Provided information
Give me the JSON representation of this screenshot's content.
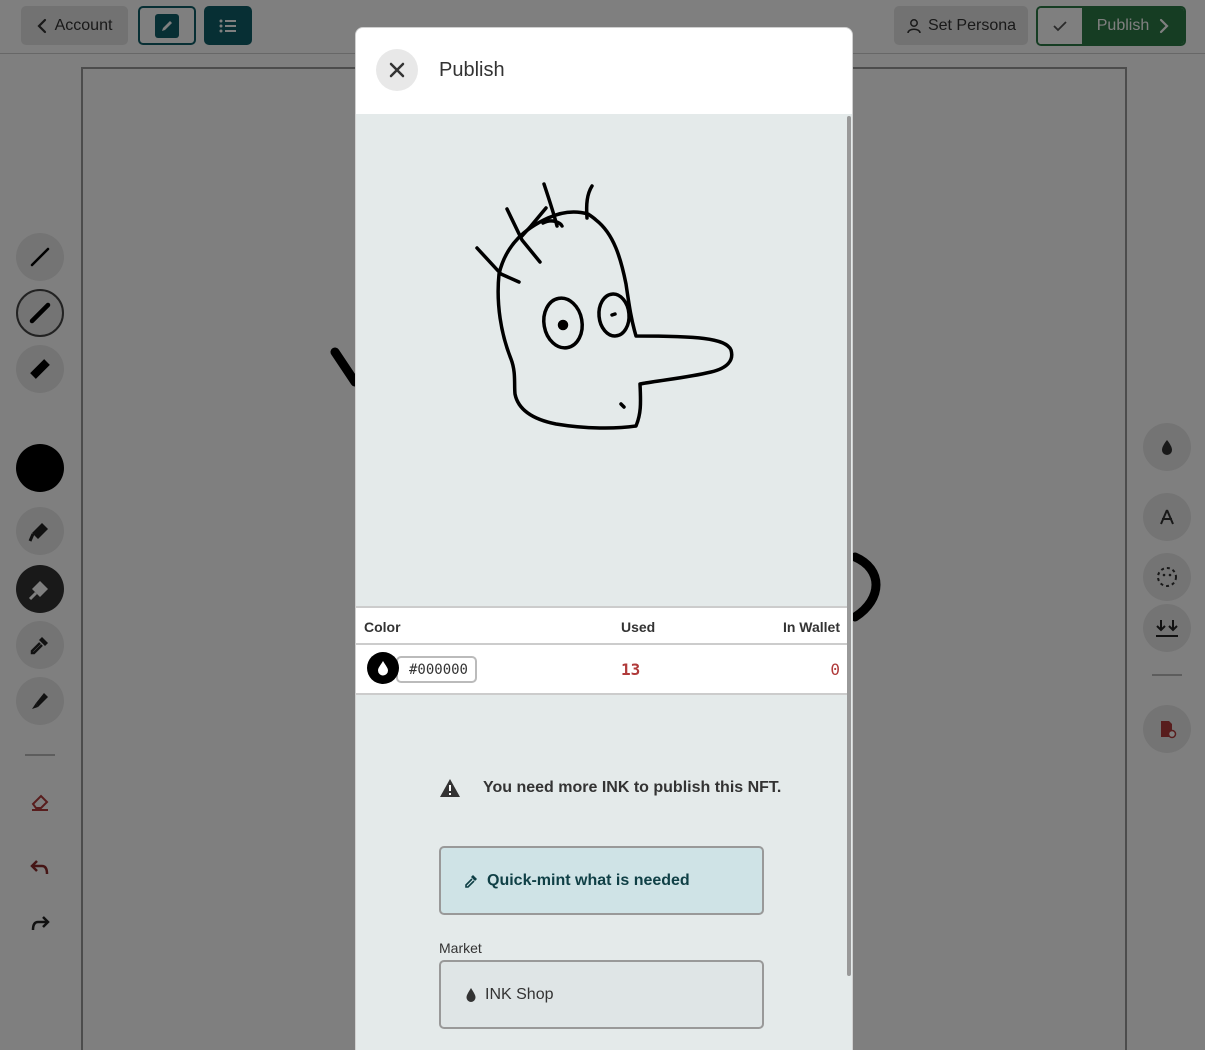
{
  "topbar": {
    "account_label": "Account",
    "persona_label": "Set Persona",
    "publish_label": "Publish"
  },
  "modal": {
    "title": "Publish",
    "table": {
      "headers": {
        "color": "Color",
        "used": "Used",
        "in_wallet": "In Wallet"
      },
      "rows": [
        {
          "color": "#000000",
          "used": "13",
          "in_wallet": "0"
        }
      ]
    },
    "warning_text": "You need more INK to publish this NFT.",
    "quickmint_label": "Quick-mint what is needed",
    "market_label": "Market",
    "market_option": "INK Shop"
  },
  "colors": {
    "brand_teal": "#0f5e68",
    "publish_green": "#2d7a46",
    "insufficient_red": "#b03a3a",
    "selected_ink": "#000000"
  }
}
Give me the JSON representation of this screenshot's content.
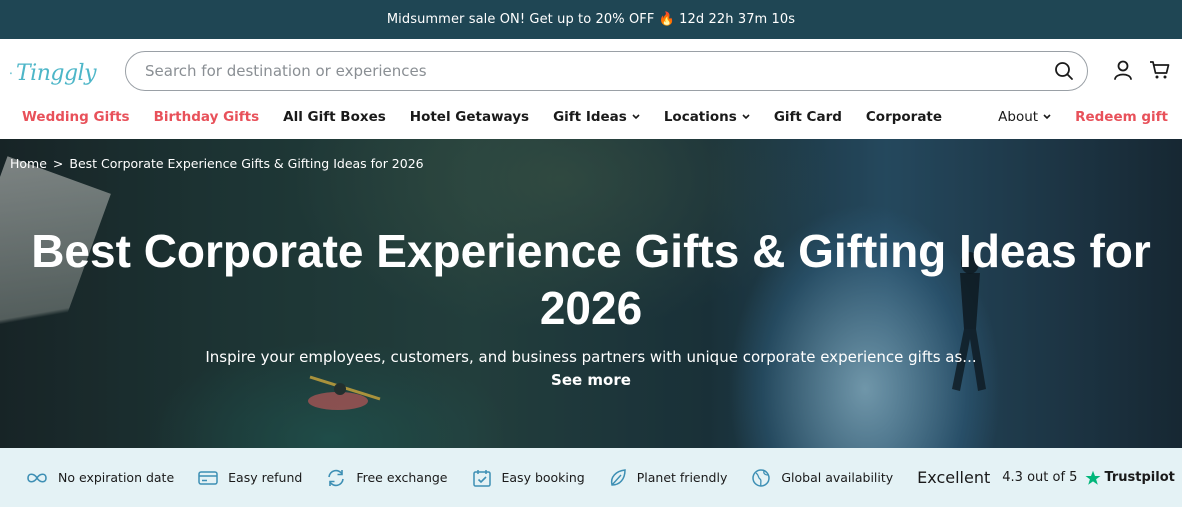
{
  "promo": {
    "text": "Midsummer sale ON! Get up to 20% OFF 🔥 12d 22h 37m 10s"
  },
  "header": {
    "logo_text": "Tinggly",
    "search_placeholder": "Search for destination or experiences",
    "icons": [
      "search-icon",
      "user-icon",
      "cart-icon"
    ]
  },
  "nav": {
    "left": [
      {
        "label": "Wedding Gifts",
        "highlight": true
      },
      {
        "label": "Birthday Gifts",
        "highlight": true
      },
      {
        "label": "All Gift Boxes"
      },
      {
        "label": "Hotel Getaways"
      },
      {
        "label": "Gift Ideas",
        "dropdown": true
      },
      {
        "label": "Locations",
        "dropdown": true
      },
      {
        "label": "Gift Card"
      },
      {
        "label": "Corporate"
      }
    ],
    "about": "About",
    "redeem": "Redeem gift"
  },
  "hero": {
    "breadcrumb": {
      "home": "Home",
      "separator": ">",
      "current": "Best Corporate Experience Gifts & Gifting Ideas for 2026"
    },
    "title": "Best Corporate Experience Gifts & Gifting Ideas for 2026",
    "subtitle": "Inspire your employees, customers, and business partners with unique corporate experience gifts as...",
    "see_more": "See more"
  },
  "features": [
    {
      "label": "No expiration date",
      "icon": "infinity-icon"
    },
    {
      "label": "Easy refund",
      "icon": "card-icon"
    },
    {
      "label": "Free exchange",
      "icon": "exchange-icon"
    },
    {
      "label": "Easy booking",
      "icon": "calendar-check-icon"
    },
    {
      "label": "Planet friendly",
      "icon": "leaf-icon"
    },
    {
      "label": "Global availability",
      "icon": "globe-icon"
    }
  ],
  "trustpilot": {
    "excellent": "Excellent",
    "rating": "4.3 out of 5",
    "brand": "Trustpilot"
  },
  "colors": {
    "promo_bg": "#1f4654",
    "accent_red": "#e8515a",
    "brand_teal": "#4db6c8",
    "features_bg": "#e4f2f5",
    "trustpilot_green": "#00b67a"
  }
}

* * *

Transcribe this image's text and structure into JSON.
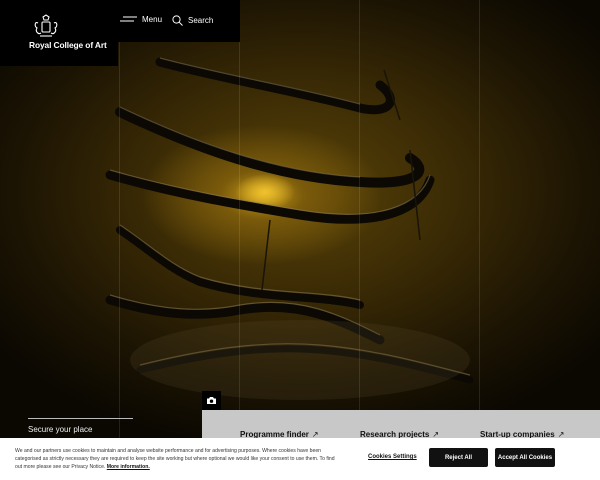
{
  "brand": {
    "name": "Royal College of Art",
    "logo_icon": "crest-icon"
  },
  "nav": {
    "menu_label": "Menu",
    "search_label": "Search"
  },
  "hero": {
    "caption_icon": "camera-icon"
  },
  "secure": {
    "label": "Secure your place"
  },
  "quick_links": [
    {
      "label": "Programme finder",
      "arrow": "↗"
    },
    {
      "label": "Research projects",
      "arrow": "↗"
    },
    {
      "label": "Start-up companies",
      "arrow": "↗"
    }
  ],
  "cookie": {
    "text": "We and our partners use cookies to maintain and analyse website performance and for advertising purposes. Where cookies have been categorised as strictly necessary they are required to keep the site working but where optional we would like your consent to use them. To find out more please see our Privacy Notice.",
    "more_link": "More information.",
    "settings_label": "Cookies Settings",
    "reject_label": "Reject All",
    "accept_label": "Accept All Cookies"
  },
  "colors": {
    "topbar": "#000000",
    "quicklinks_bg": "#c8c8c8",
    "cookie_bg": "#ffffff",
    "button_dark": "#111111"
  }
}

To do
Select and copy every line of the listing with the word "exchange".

Answer space
      "label": "Free exchange",
      "icon": "exchange-icon"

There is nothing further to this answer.